Nonattorneys can also help survivors find long-term safety and stability. Visit Legal Aid of West Virginia’s website, subscribe to our e-newsletter, contribute and share the word with friends. Caring about justice and fairness isn’t a trait unique to lawyers; it’s shared by everyone living in a free society. We encourage you to follow us on social media, introduce yourself to the staff at your local Legal Aid office (we have 12 across the state), inquire about non-legal volunteer opportunities, and share the news about our free resources and workshops for the public. The more West Virginians engaged in supporting the work of LAWV, the closer we’ll be to making home a safe place for all families.

Erica Pulling is director of development and communications of Legal Aid of West Virginia.

Funerals for Saturday, December 14, 2019

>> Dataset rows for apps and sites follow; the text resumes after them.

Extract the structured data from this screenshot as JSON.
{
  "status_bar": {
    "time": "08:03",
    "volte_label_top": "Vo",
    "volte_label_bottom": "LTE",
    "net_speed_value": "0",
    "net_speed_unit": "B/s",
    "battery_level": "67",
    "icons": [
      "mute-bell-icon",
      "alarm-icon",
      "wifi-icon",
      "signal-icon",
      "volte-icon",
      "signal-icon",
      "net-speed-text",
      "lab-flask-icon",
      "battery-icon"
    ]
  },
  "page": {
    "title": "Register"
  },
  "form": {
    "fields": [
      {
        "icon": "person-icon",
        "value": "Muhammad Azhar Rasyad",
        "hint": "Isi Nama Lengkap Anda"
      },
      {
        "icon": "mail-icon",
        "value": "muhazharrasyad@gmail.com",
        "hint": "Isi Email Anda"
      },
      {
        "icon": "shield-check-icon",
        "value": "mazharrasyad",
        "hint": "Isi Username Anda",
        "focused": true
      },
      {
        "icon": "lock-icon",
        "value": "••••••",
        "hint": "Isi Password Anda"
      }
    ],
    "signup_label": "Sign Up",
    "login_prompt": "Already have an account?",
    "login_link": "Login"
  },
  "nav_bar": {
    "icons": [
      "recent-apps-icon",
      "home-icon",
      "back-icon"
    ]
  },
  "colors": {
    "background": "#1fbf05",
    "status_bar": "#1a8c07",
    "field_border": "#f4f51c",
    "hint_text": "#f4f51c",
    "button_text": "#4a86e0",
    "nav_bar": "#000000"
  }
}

Akers, Trela - 1 p.m., Tyree Funeral Home, Mount Hope.

Cochran, Jacob - 3 p.m., Gatens-Harding Funeral Home, Poca.

Cosby-Matthews, Hattie - Noon, First Baptist Church of Charleston, Charleston.

DeMarino, Jane - 1 p.m., John H. Taylor Funeral Home, Spencer.

Gunther, Jewell - 1 p.m., Calvary Baptist Church, Chapmanville.

Hall, Betty - 1 p.m., St. Andrew United Methodist Church, St. Albans.

Holbrook, Linda - 1 p.m., St. Andrew Presbyterian Church, Pinch.

Johnson Jr., Delbert - 11 a.m., Allen Funeral Home, Hurricane.

King, Edna - Noon, St. Christopher Episcopal Church, Charleston.

Kiser, Kenneth - 6 p.m., Cunningham-Parker-Johnson Funeral Home, Charleston.

Lawrence, Mamie - 2 p.m., O’Dell Funeral Home, Montgomery.

McCutcheon, Alice - 1 p.m., Old Greenbrier Baptist Church, Alderson.

Mills, Melinda - 5 p.m., New Baptist Church, Huntington.

Rannenberg III, Thomas - 2 p.m., Keller Funeral Home, Dunbar.

Ray, Sandra - 1 p.m., Crooked Creek Church of Christ.

Roach, James - 1 p.m., First Baptist Church, Ravenswood.

Tyler, Gloria - Noon, Grace Bible Church, Charleston.

Ulbrich, Sandra - 11 a.m., Handley Funeral Home, Danville.

Williams, Laura - 2 p.m., Stockert-Paletti Funeral Home, Flatwoods.

Wood, Ruby - 11 a.m., Good Shepherd Mortuary, South Charleston.